## Exercise instructions
Collect the lines of the entries where "console" shows up.

## Material for the task
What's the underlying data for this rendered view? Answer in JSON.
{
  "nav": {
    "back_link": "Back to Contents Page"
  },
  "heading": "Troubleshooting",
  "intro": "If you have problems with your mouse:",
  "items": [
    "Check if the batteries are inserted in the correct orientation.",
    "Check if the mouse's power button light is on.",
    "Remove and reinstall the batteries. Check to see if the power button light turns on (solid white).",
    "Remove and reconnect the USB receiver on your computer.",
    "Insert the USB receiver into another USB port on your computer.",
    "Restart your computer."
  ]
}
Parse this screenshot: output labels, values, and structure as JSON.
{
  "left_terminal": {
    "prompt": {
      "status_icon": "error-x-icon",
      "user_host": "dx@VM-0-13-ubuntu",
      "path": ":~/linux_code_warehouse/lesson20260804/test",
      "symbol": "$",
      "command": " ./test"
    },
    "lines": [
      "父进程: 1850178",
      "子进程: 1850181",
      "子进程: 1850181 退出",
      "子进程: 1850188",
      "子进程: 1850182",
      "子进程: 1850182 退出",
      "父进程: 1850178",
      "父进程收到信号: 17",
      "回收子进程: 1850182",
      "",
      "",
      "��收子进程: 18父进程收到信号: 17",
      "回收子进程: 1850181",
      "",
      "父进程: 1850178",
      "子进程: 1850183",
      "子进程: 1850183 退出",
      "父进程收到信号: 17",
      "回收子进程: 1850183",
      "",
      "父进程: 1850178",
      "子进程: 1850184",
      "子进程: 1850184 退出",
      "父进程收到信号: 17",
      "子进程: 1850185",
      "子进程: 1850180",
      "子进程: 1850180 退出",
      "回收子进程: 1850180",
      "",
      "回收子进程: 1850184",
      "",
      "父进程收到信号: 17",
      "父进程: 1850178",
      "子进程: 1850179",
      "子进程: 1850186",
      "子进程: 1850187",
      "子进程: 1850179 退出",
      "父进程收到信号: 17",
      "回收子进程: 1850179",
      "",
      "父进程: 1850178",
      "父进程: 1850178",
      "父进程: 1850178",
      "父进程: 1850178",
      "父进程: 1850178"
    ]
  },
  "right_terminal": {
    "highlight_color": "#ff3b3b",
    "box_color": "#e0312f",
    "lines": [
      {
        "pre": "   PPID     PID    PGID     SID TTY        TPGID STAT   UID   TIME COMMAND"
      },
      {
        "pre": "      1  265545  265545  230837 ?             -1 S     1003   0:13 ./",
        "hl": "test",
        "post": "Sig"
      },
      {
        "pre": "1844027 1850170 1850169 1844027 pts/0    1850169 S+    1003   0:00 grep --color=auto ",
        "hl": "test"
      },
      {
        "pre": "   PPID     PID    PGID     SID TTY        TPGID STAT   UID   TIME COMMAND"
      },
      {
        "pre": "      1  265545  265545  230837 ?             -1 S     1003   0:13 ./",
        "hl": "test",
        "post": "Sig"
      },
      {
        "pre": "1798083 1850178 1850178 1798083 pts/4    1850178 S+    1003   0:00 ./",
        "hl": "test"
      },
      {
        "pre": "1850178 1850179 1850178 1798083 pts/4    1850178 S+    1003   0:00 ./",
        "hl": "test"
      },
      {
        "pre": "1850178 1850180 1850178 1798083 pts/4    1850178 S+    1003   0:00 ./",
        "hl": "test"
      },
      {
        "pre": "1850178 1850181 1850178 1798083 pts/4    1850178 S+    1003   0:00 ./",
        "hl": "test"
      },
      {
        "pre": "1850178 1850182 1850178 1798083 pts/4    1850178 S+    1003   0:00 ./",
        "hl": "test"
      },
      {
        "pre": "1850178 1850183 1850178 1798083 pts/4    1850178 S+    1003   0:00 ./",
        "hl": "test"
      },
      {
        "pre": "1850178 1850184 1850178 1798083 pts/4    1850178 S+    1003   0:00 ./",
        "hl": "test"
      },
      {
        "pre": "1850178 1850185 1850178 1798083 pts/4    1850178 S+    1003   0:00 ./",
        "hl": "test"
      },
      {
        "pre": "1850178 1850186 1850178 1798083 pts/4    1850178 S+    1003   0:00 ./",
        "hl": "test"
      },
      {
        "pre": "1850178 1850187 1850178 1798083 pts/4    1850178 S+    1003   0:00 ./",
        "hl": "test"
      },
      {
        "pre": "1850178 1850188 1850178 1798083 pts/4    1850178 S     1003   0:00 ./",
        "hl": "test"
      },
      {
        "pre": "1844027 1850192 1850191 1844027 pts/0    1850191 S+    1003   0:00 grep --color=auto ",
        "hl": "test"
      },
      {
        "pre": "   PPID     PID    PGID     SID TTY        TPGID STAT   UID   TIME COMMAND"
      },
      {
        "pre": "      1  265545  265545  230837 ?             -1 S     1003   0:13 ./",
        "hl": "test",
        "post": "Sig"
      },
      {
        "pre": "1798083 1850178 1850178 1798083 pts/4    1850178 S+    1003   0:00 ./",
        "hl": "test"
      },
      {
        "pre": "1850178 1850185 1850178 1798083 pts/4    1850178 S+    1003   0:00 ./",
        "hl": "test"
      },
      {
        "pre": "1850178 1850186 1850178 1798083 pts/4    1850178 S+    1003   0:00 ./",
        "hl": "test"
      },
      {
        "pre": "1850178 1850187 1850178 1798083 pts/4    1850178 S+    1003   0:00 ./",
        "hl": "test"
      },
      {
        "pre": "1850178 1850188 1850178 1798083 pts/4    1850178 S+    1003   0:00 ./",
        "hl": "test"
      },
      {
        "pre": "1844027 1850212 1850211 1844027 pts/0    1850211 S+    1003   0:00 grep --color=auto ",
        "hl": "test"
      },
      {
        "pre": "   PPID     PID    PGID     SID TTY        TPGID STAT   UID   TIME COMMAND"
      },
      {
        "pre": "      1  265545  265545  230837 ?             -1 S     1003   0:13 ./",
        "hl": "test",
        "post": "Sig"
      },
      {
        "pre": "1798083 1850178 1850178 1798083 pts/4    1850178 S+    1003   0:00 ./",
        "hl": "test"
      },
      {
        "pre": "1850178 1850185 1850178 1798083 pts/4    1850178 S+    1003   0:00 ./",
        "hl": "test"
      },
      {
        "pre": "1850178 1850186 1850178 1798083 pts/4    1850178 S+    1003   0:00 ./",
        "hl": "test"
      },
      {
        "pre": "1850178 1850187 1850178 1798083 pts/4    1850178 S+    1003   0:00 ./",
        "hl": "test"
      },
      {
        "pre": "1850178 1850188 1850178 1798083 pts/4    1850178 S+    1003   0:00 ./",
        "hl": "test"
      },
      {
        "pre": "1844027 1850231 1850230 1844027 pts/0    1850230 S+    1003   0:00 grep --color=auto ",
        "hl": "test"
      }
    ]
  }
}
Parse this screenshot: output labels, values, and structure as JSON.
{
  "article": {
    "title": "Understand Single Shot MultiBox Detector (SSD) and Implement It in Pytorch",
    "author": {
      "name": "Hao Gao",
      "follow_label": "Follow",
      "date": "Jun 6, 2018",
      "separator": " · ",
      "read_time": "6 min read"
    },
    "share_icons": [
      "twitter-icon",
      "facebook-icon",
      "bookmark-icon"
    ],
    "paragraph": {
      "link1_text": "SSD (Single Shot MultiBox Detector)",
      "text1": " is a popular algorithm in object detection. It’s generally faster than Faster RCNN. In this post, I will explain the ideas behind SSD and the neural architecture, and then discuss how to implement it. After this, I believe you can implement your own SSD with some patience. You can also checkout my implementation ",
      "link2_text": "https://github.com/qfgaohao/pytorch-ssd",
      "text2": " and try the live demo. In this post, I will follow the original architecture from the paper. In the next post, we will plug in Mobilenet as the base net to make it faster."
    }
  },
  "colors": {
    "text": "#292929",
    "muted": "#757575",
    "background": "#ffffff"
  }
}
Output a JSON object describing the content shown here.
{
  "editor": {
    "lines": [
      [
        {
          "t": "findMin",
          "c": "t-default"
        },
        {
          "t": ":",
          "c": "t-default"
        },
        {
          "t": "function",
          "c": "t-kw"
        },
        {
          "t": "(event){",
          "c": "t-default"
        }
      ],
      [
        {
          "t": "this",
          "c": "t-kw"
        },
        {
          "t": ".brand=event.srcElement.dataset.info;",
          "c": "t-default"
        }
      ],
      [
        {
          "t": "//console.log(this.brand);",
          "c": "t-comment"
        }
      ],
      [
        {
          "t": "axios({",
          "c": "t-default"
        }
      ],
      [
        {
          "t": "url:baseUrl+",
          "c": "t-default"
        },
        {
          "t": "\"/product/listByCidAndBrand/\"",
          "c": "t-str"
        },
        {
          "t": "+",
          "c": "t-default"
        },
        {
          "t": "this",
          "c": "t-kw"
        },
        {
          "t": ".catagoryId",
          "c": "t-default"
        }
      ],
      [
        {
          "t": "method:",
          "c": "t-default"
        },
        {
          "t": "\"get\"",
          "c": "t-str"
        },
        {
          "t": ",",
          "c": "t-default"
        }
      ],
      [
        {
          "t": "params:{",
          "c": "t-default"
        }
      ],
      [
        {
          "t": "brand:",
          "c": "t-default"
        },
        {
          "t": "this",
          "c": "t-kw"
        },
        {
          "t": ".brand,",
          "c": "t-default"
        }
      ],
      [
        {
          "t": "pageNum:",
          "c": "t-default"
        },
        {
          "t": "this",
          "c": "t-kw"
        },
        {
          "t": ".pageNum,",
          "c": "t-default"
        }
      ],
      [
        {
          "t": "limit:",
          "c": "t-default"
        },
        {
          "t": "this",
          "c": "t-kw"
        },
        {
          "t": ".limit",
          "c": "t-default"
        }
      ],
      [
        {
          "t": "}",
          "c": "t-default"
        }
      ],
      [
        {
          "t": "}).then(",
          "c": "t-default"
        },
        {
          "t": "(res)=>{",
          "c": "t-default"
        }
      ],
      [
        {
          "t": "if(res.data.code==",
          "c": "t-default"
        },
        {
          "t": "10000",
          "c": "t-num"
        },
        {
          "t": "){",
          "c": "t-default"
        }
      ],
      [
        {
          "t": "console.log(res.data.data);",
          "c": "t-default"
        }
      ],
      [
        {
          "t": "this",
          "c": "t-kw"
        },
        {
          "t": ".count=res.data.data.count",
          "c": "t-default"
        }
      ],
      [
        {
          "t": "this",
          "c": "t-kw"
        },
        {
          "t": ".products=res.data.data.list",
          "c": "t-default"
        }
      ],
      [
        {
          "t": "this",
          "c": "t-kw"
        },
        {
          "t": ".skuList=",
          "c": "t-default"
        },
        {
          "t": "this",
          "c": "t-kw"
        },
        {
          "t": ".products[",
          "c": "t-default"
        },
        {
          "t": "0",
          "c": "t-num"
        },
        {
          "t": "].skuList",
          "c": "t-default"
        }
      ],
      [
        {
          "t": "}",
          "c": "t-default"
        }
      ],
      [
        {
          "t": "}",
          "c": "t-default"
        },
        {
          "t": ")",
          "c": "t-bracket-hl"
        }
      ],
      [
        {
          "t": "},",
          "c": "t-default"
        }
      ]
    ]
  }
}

## Expected answer
          "t": "//console.log(this.brand);",
          "t": "console.log(res.data.data);",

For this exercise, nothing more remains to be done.